to the real success of black businesses. One major stumbling block is access to capital. “Dallas still has tremendous unrealized potential in the business sector for African Americans, but we need the resources to take black businesses to the next level,” says Peter Lewis, 43, who specializes in commercial litigation and commercial bankruptcy. He moved to the city in 1981 armed with an undergraduate degree from Princeton and a law degree from Columbia University. “I still don’t see as many of the multimillion-dollar businesses owned by minorities that you’d expect to see in the year 2000, but I am encouraged. We need to break the barriers to getting more financing.”
Plugging into black power
It’s no secret that Dallas was once considered a bastion of white conservative wealth and racism. But after a string of racially motivated incidents in the late 1980s, the mayor at the time, Annette Strauss, appointed a committee to study the underlying causes of the racial problem. Appointed to co-chair the committee was former Dallas Cowboys football player Pettis Norman. “The conclusion we all came to was that minorities were simply not participating in the economic, social and political bounties of our city,” says Norman, now the owner, president and CEO of PNI, a multimillion-dollar petroleum fuel distributor and transport company with 41 employees.
“The No. 1 problem in Dallas at the time was race relations,” says Norman, who was familiar with how Atlanta dealt with its problem
s by bringing top business owners together with that city’s blacks. He tried to create a system based on the one in Atlanta. After much discussion, in 1990, he and others in the African American community developed the Dallas Together Forum. The organization was initially composed of 31 of the city’s top CEOs.
“We developed a covenant spelling out the agenda for increased minority business in the city’s economic structure,” explains Norman. “We didn’t want to talk with the vice presidents. We wanted the heads of the companies. We talked about race relations, did diversity training and impressed upon them the need for inclusion. It has really paid off. To date three-quarters of a billion dollars have gone from their companies in the form of contracts or business to minority firms.”

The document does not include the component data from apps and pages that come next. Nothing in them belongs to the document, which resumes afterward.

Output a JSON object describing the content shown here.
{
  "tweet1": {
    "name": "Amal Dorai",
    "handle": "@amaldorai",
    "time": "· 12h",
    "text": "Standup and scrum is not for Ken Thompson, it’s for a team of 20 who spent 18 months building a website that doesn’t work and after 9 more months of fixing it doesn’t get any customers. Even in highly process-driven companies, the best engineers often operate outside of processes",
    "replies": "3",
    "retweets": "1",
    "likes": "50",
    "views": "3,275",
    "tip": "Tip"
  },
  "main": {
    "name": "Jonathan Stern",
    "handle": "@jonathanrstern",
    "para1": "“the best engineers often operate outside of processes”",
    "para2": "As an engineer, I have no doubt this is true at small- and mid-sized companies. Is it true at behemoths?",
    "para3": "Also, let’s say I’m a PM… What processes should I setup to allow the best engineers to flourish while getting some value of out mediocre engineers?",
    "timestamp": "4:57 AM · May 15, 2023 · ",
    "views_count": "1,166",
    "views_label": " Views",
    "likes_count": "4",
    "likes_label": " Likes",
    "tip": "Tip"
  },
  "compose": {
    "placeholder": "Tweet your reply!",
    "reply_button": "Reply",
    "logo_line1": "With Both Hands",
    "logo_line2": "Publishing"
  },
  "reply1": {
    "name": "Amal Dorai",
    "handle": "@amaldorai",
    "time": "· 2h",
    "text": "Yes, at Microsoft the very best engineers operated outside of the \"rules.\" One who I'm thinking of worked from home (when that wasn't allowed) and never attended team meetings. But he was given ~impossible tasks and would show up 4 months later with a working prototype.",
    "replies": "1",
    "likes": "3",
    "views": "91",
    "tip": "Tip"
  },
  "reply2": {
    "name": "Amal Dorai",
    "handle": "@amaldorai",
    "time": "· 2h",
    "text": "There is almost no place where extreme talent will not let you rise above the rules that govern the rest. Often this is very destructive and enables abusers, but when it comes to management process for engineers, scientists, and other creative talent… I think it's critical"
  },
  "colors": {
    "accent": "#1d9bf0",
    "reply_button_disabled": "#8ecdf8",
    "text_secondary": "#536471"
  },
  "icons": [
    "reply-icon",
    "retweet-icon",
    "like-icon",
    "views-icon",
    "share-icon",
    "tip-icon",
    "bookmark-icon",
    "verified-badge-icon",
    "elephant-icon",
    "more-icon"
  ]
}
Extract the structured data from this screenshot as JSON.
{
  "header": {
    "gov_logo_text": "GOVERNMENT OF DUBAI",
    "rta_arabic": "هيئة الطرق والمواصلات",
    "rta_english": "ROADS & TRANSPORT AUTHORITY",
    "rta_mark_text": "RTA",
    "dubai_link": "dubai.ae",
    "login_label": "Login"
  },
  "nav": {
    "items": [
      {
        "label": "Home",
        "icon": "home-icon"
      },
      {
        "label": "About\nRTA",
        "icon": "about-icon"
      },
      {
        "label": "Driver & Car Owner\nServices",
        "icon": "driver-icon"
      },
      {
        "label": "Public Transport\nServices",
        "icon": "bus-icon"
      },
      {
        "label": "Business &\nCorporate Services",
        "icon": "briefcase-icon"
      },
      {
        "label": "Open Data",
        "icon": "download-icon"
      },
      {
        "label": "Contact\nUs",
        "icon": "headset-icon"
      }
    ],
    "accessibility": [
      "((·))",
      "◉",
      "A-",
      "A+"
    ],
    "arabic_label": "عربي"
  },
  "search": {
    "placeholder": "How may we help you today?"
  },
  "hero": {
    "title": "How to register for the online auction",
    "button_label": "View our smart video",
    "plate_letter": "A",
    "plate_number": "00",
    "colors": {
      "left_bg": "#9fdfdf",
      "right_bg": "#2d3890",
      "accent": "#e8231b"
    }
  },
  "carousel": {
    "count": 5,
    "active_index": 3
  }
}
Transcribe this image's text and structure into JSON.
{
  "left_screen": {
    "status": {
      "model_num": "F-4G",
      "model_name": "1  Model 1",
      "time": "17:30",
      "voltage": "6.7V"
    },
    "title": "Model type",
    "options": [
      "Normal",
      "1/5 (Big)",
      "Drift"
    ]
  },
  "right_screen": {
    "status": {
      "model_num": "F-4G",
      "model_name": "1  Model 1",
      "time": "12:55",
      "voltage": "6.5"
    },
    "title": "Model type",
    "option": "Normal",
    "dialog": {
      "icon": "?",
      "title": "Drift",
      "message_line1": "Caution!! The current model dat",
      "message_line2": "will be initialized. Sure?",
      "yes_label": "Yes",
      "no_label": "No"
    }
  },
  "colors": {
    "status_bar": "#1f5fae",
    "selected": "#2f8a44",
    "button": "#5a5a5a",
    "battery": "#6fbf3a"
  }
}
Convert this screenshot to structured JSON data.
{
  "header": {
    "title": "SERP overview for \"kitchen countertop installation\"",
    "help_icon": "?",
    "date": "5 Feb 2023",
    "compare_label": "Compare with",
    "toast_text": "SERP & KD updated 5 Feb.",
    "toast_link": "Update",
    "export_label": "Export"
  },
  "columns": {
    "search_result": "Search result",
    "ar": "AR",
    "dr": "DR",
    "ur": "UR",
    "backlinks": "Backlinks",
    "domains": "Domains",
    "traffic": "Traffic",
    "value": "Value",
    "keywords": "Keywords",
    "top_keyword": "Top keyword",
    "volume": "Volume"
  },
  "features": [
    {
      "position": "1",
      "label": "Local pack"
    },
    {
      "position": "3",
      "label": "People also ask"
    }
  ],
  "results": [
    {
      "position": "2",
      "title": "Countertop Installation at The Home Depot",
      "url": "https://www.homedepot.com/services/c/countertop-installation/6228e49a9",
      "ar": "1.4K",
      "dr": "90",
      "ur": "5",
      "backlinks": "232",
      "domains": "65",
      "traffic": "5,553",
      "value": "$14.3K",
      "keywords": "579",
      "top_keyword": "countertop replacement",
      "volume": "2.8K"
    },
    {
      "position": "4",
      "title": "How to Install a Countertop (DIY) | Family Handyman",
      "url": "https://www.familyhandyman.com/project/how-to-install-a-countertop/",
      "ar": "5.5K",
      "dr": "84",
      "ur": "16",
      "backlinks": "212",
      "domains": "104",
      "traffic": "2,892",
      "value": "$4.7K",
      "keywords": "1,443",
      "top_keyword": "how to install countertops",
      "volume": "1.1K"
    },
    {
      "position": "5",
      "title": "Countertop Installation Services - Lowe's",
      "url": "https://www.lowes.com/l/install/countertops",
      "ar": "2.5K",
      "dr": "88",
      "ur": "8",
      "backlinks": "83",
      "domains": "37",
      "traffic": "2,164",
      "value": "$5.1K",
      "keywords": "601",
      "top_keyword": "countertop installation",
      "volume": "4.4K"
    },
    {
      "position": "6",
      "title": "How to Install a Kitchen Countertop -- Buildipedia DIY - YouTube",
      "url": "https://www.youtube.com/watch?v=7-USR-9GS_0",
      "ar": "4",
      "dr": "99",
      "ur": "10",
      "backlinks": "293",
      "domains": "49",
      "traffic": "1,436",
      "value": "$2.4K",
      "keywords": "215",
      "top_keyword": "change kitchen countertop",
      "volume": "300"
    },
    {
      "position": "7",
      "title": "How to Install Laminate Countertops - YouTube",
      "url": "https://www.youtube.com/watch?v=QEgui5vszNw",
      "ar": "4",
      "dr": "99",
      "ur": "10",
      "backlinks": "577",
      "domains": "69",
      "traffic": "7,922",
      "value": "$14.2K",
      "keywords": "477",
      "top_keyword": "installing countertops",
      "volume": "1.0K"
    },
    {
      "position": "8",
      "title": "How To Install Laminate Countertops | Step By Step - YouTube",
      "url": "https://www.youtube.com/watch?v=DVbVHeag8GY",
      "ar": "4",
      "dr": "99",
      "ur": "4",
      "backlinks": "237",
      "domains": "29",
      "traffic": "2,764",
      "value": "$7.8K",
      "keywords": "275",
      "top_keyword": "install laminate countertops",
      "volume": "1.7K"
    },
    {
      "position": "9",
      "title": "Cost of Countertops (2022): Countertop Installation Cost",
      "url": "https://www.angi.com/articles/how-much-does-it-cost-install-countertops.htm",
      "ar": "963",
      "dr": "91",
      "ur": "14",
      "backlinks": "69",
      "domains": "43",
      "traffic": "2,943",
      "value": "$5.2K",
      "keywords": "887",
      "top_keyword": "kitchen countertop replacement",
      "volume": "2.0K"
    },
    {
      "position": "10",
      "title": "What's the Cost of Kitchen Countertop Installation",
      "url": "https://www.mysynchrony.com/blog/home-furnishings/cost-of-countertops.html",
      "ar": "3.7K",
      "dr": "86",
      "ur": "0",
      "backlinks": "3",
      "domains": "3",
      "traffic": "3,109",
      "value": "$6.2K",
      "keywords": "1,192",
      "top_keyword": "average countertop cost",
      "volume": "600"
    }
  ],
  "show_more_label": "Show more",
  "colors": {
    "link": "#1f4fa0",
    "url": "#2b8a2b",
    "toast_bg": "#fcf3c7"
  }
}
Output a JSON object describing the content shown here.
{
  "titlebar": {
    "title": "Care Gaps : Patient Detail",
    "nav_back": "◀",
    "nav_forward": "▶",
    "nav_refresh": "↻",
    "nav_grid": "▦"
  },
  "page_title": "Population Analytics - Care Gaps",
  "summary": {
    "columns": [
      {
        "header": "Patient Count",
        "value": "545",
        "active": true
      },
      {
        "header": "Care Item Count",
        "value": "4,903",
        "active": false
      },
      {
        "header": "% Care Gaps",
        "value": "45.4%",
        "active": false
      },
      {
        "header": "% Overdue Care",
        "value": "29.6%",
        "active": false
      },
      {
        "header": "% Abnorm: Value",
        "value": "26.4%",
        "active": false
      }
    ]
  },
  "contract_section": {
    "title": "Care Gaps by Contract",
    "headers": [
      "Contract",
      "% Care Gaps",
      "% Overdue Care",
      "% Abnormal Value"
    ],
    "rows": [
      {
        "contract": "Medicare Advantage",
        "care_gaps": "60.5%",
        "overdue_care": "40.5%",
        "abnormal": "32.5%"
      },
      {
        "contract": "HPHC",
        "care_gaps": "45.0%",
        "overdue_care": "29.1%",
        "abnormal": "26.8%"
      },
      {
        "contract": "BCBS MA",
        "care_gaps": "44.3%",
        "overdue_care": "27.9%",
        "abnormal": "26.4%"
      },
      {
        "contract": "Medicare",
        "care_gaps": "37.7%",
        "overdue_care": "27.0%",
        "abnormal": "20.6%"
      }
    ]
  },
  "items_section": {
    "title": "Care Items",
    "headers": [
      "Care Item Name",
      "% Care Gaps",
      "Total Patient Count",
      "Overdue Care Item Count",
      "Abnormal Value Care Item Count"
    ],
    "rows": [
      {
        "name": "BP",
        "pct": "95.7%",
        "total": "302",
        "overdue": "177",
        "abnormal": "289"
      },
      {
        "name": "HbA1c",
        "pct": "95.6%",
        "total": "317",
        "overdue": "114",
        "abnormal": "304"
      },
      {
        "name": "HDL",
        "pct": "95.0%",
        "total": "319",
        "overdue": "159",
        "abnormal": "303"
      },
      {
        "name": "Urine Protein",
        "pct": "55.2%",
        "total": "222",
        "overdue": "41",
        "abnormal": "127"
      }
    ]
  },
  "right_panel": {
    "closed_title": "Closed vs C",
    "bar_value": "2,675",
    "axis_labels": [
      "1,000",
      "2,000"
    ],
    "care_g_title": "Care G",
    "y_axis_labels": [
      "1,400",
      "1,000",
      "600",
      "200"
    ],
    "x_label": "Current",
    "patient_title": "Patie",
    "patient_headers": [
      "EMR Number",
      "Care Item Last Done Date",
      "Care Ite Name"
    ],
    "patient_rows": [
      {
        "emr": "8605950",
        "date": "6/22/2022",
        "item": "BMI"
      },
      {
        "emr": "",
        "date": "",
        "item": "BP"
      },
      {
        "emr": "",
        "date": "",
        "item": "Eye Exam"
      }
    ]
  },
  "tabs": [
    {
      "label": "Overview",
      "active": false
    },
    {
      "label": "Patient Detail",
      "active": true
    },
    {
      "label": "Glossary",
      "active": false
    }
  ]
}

Surfing the social scene
How do African American newcomers connect with social happenings? One way is to hook up with Dallasblack.com (www.dallasblack.com), a Website that features a weekly newsletter, book clubs, organization and church directories, an alumni association page and listings of other black-oriented activities. “We felt we needed centralized information for the African Americans that are starting to move here from places like Chicago, New York and D.C.,” notes co-owner and co-founder Lavida Samuel. Three years ago, she was working as a reliability engineer at Abbott Laboratories when she took a transfer from Chicago to Dallas. “Technology from a career standpoint is big in Dallas and that is why a lot of African Americans come here,” she says. Sites like Dallasblack.com help newcomers add another dimension to their personal lives as well.